The roster shall also contain the daily fee of the consultant which shall remain fixed for the entire life of the roster.
The said daily fee must be all-inclusive and shall take into account various expense items that the expert expects to incur in the event that he/she is called off to perform services. Such expenses include, but need not be limited to, professional fees, out-of-pocket expenses, communications cost, living allowances, insurance, risks and inconveniences related to work under hardship and hazardous conditions.
Entry into the expert roster system does not necessarily mean that a contract with UNCDF is guaranteed, nor does it imply any form of financial obligation from UNCDF.
All confirmation of contract and financial commitment shall be made upon the successful selection of rostered expert on a secondary competition for the call-off assignment.
The secondary competition for the call-off assignment shall be undertaken in the following manner :
UNCDF shall endeavor to obtain at least three (3) offers from rostered experts before proceeding with the evaluation of offers. An expert invited by UNCDF reserves the right to decline the submission of an offer. However, an expert that declines UNCDF invitation for a consecutive frequency of three (3) times without an acceptable explanation for the decline shall be removed from the roster.
National or international business travel may be anticipated in which case it will be included under the assignment contract and agreed with supervisor. UNCDF will pay separately travel expenses of approved travel (economy airfare, terminal expenses and per diems which include hotel and food expenses) according to standard UN rates Consultants who will be made to work in the country of their specified location shall not be entitled to any travel expenses.

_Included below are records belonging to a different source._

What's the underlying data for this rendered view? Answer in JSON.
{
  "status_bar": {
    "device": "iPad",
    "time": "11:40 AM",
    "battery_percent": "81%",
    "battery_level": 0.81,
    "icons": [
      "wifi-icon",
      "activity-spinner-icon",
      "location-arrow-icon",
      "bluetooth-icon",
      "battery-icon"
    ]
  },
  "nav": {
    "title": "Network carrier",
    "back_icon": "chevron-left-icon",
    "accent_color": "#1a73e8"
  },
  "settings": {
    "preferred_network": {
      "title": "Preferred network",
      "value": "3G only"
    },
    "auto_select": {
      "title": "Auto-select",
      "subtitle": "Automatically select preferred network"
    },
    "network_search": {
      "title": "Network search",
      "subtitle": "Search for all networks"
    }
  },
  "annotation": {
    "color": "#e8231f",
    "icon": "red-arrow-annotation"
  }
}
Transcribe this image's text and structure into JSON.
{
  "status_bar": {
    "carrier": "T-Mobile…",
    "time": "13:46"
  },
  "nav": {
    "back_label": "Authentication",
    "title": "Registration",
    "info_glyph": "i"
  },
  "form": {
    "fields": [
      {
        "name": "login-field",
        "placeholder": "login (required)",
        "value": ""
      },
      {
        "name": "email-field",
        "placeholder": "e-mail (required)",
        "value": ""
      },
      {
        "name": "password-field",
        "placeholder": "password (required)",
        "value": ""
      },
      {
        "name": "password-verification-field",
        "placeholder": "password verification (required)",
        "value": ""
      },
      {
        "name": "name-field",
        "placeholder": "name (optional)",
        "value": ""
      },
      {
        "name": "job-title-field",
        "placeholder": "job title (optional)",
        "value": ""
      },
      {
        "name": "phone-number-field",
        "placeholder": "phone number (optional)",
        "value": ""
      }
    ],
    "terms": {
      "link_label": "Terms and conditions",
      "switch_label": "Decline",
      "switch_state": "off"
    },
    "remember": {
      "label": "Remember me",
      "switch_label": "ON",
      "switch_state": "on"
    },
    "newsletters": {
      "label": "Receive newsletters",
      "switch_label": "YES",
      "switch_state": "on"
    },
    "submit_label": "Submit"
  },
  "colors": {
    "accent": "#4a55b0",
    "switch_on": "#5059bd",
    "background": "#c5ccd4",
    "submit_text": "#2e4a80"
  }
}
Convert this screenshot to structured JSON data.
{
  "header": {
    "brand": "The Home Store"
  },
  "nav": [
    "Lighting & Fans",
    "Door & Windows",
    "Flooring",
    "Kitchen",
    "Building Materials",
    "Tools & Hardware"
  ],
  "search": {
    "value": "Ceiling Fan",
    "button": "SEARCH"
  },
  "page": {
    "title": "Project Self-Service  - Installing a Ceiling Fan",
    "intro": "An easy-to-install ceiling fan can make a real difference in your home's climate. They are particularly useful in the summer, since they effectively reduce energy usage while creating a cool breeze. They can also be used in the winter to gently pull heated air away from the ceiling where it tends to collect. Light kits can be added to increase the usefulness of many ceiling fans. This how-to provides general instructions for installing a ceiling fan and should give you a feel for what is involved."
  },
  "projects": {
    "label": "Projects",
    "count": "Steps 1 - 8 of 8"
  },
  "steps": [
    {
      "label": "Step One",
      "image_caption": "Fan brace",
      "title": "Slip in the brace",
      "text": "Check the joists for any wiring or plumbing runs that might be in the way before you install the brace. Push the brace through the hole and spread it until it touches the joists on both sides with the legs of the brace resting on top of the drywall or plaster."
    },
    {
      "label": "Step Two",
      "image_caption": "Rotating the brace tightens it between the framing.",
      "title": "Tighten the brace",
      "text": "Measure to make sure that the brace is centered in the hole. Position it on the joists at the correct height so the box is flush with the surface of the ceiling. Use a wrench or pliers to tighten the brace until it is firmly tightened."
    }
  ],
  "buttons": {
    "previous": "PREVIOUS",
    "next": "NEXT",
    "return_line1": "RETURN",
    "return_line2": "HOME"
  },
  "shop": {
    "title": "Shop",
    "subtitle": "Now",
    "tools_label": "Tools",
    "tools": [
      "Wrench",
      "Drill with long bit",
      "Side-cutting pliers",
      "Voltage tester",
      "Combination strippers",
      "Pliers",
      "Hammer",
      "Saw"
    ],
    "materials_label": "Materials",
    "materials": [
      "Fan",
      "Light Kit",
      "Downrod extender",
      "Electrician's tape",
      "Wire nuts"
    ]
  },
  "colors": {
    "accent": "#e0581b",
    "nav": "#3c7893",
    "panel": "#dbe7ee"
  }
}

Payments will be made to the consultant based upon the payment terms indicated in the TOR for the call-off assignment. Such payment shall ALWAYS be made only upon completion of outputs, and in the corresponding percentage of the total contract amount.
Required Skills and Experience

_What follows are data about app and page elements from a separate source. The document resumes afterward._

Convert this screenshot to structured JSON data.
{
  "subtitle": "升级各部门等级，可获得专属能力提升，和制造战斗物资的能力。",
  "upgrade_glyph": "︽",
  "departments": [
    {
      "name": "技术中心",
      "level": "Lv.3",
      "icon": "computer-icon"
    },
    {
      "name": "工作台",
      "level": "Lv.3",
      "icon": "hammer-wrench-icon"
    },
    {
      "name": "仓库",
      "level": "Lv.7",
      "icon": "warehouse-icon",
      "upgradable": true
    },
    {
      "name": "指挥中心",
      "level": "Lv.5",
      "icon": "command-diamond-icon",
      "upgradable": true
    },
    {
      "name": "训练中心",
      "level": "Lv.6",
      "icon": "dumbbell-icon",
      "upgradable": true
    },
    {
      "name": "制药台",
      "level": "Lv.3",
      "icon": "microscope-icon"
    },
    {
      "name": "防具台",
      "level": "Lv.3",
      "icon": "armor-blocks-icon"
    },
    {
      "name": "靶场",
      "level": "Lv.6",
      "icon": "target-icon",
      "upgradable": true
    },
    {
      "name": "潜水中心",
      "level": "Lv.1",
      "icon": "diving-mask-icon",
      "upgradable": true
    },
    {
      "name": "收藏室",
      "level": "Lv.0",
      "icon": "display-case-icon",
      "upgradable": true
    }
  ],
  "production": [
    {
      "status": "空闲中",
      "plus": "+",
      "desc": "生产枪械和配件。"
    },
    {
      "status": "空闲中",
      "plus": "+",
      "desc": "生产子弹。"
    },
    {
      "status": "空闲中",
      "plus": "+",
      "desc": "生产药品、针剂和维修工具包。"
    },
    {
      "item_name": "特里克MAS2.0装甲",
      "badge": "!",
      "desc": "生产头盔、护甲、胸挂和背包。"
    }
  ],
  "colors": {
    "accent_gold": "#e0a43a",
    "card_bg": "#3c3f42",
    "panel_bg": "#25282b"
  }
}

Step I: Initial Screening/ Longlisting
Applications will be screened and only candidates meeting the following minimum criteria will progress for further review:
Step II: Shortlisting by Review of a Profile
UNCDF will conduct a review of a profile (technical evaluation). Only candidates obtaining a minimum of 80 points in Step II will be considered as technically qualified and included into the Roster.
Criteria for Technical evaluation (100 points maximum):
Interested individuals must submit the following documents/information to demonstrate their qualifications:
Please note that UNDP jobsite system allows only one uploading of application document. Applicants are encouraged to merge all your documents into one single file for a one-time uploading.